_Description of the task_
Output the records below in full, word for word; pictures do not belong in it.

_Provided information_
Start of Block

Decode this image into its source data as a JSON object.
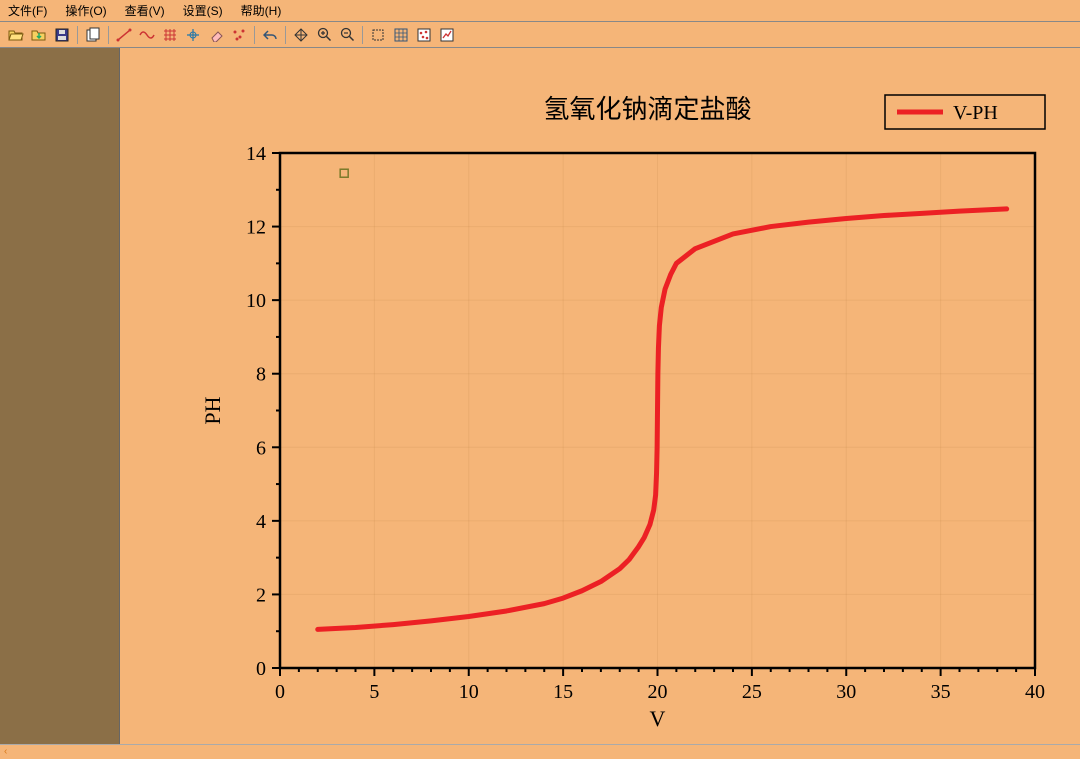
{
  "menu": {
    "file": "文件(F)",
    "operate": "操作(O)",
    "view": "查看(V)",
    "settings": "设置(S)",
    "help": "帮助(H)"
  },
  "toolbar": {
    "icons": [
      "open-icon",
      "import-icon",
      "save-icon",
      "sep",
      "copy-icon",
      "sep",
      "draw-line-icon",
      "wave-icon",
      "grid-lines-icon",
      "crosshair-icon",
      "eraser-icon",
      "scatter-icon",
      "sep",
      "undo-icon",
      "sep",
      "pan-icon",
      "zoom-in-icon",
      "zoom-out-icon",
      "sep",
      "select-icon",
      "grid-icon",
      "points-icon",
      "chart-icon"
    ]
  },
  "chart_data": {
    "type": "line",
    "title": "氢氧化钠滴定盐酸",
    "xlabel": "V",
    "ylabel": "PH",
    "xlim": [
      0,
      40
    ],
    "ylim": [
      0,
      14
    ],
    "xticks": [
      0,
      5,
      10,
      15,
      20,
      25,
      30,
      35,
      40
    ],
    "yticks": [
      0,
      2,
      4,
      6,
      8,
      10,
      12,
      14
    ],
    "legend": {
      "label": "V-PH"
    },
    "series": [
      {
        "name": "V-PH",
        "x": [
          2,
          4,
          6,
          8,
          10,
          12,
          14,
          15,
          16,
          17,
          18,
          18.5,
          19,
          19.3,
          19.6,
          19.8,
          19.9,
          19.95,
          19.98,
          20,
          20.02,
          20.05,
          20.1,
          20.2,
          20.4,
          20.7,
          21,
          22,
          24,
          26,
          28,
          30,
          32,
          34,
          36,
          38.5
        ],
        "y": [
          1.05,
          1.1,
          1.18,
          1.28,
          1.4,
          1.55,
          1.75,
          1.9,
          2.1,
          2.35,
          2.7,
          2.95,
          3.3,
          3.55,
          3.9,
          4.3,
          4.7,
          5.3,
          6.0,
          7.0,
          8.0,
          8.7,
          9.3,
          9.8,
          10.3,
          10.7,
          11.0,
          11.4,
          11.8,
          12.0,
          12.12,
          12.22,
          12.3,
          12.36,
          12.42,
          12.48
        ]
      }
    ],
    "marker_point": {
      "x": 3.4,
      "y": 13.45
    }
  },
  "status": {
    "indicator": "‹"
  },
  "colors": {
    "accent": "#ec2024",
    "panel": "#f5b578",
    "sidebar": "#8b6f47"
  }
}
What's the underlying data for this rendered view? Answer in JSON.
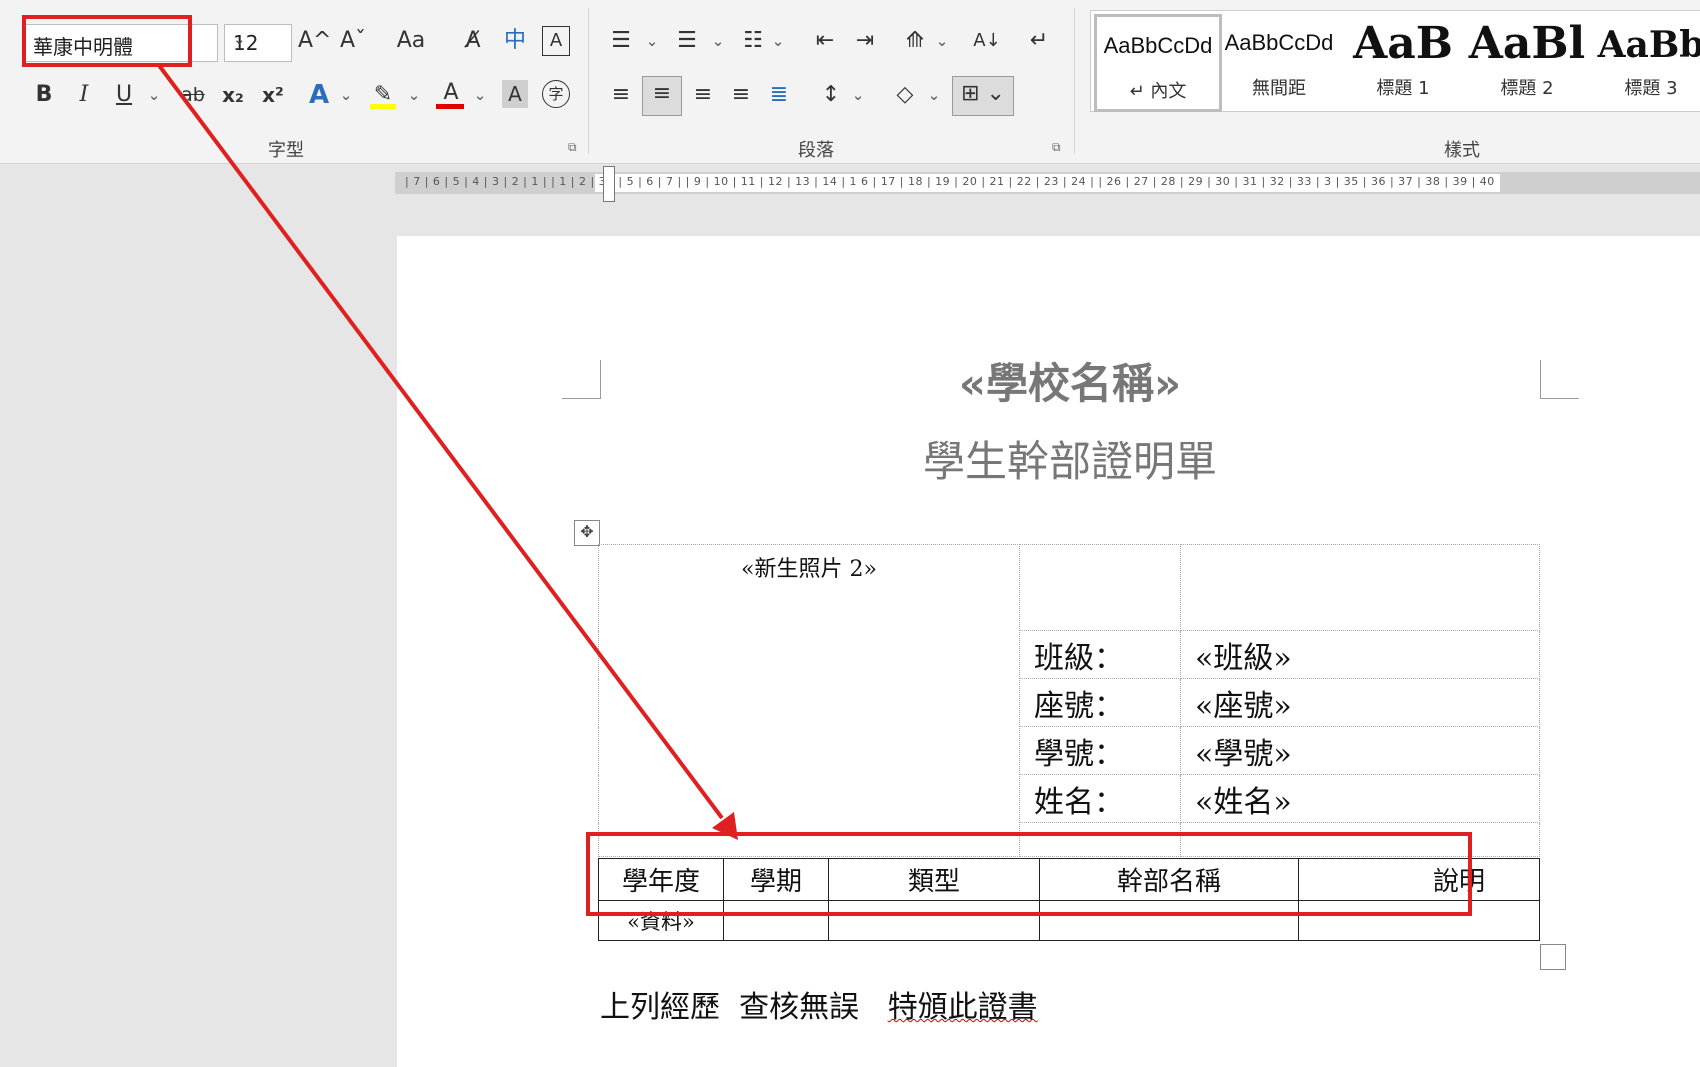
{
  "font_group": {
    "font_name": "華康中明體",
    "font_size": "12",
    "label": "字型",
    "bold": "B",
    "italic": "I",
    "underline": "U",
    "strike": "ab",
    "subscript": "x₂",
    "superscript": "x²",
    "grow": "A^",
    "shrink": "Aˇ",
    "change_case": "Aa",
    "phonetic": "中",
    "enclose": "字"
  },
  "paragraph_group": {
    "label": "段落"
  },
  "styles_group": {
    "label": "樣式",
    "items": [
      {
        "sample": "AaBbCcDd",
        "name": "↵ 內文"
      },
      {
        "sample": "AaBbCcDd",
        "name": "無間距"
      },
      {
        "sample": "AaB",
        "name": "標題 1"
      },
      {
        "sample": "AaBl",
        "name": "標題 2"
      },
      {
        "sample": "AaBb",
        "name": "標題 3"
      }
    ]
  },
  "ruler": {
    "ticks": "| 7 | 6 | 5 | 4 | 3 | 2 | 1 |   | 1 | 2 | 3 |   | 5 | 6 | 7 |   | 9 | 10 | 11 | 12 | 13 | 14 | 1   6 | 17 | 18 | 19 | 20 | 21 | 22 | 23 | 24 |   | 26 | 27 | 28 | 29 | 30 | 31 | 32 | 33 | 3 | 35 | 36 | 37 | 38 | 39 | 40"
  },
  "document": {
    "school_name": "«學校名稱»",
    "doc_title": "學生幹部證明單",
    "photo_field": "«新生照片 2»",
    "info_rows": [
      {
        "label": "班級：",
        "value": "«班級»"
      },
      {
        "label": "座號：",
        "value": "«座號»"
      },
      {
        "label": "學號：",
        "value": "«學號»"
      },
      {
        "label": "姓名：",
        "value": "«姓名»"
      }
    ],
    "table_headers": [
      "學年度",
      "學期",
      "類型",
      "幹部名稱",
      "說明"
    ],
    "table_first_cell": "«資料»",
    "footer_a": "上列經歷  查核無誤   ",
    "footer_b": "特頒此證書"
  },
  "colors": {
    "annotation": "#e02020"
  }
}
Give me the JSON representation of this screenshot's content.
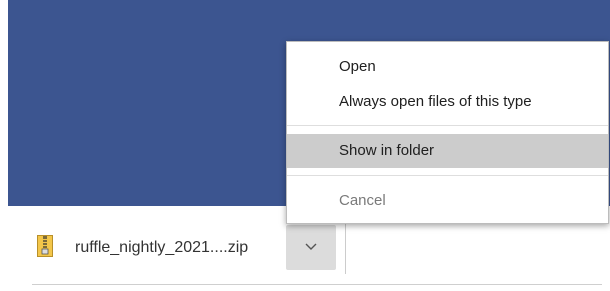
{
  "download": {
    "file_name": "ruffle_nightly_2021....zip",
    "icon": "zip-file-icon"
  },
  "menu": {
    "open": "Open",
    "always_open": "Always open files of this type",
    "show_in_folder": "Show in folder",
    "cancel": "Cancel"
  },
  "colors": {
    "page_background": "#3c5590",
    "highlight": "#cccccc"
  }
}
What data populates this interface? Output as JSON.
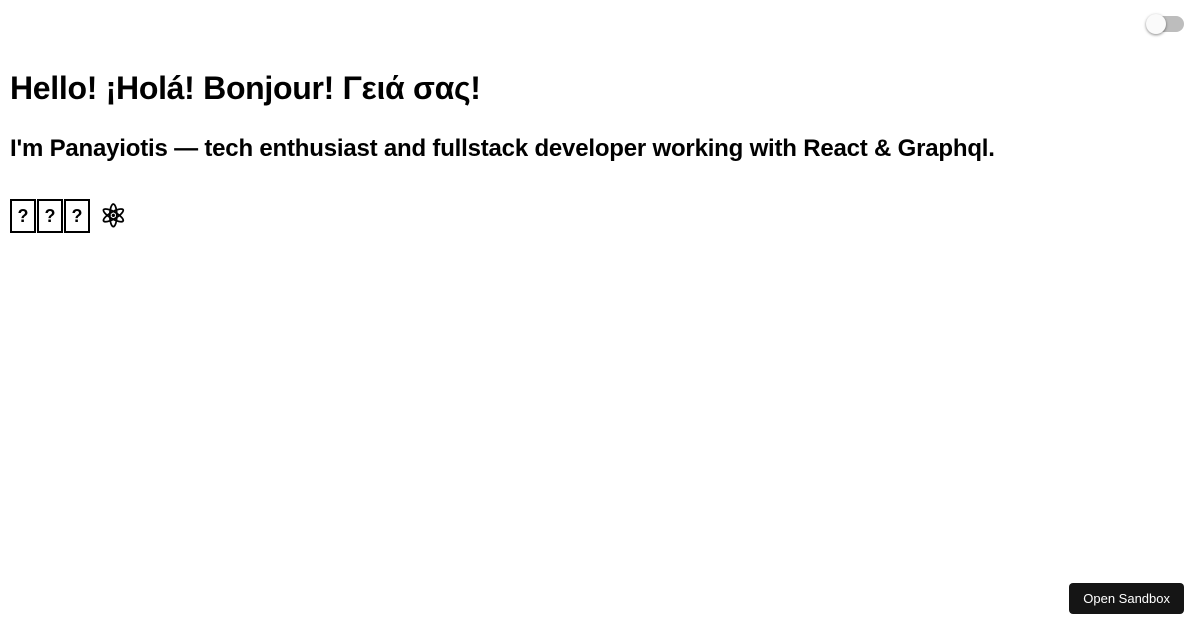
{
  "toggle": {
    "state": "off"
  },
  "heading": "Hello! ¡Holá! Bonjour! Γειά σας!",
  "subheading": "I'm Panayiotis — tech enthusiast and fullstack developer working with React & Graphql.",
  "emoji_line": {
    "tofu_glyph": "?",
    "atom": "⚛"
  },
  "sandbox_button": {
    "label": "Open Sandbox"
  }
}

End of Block

_Result for this task_
Decode this image into its source data as a JSON object.
{
  "menu": {
    "file": "文件(F)",
    "operate": "操作(O)",
    "view": "查看(V)",
    "settings": "设置(S)",
    "help": "帮助(H)"
  },
  "toolbar": {
    "icons": [
      "open-icon",
      "import-icon",
      "save-icon",
      "sep",
      "copy-icon",
      "sep",
      "draw-line-icon",
      "wave-icon",
      "grid-lines-icon",
      "crosshair-icon",
      "eraser-icon",
      "scatter-icon",
      "sep",
      "undo-icon",
      "sep",
      "pan-icon",
      "zoom-in-icon",
      "zoom-out-icon",
      "sep",
      "select-icon",
      "grid-icon",
      "points-icon",
      "chart-icon"
    ]
  },
  "chart_data": {
    "type": "line",
    "title": "氢氧化钠滴定盐酸",
    "xlabel": "V",
    "ylabel": "PH",
    "xlim": [
      0,
      40
    ],
    "ylim": [
      0,
      14
    ],
    "xticks": [
      0,
      5,
      10,
      15,
      20,
      25,
      30,
      35,
      40
    ],
    "yticks": [
      0,
      2,
      4,
      6,
      8,
      10,
      12,
      14
    ],
    "legend": {
      "label": "V-PH"
    },
    "series": [
      {
        "name": "V-PH",
        "x": [
          2,
          4,
          6,
          8,
          10,
          12,
          14,
          15,
          16,
          17,
          18,
          18.5,
          19,
          19.3,
          19.6,
          19.8,
          19.9,
          19.95,
          19.98,
          20,
          20.02,
          20.05,
          20.1,
          20.2,
          20.4,
          20.7,
          21,
          22,
          24,
          26,
          28,
          30,
          32,
          34,
          36,
          38.5
        ],
        "y": [
          1.05,
          1.1,
          1.18,
          1.28,
          1.4,
          1.55,
          1.75,
          1.9,
          2.1,
          2.35,
          2.7,
          2.95,
          3.3,
          3.55,
          3.9,
          4.3,
          4.7,
          5.3,
          6.0,
          7.0,
          8.0,
          8.7,
          9.3,
          9.8,
          10.3,
          10.7,
          11.0,
          11.4,
          11.8,
          12.0,
          12.12,
          12.22,
          12.3,
          12.36,
          12.42,
          12.48
        ]
      }
    ],
    "marker_point": {
      "x": 3.4,
      "y": 13.45
    }
  },
  "status": {
    "indicator": "‹"
  },
  "colors": {
    "accent": "#ec2024",
    "panel": "#f5b578",
    "sidebar": "#8b6f47"
  }
}
What's the underlying data for this rendered view? Answer in JSON.
{
  "font_group": {
    "font_name": "華康中明體",
    "font_size": "12",
    "label": "字型",
    "bold": "B",
    "italic": "I",
    "underline": "U",
    "strike": "ab",
    "subscript": "x₂",
    "superscript": "x²",
    "grow": "A^",
    "shrink": "Aˇ",
    "change_case": "Aa",
    "phonetic": "中",
    "enclose": "字"
  },
  "paragraph_group": {
    "label": "段落"
  },
  "styles_group": {
    "label": "樣式",
    "items": [
      {
        "sample": "AaBbCcDd",
        "name": "↵ 內文"
      },
      {
        "sample": "AaBbCcDd",
        "name": "無間距"
      },
      {
        "sample": "AaB",
        "name": "標題 1"
      },
      {
        "sample": "AaBl",
        "name": "標題 2"
      },
      {
        "sample": "AaBb",
        "name": "標題 3"
      }
    ]
  },
  "ruler": {
    "ticks": "| 7 | 6 | 5 | 4 | 3 | 2 | 1 |   | 1 | 2 | 3 |   | 5 | 6 | 7 |   | 9 | 10 | 11 | 12 | 13 | 14 | 1   6 | 17 | 18 | 19 | 20 | 21 | 22 | 23 | 24 |   | 26 | 27 | 28 | 29 | 30 | 31 | 32 | 33 | 3 | 35 | 36 | 37 | 38 | 39 | 40"
  },
  "document": {
    "school_name": "«學校名稱»",
    "doc_title": "學生幹部證明單",
    "photo_field": "«新生照片 2»",
    "info_rows": [
      {
        "label": "班級：",
        "value": "«班級»"
      },
      {
        "label": "座號：",
        "value": "«座號»"
      },
      {
        "label": "學號：",
        "value": "«學號»"
      },
      {
        "label": "姓名：",
        "value": "«姓名»"
      }
    ],
    "table_headers": [
      "學年度",
      "學期",
      "類型",
      "幹部名稱",
      "說明"
    ],
    "table_first_cell": "«資料»",
    "footer_a": "上列經歷  查核無誤   ",
    "footer_b": "特頒此證書"
  },
  "colors": {
    "annotation": "#e02020"
  }
}
Give me the JSON representation of this screenshot's content.
{
  "download": {
    "file_name": "ruffle_nightly_2021....zip",
    "icon": "zip-file-icon"
  },
  "menu": {
    "open": "Open",
    "always_open": "Always open files of this type",
    "show_in_folder": "Show in folder",
    "cancel": "Cancel"
  },
  "colors": {
    "page_background": "#3c5590",
    "highlight": "#cccccc"
  }
}
What data populates this interface? Output as JSON.
{
  "toggle": {
    "state": "off"
  },
  "heading": "Hello! ¡Holá! Bonjour! Γειά σας!",
  "subheading": "I'm Panayiotis — tech enthusiast and fullstack developer working with React & Graphql.",
  "emoji_line": {
    "tofu_glyph": "?",
    "atom": "⚛"
  },
  "sandbox_button": {
    "label": "Open Sandbox"
  }
}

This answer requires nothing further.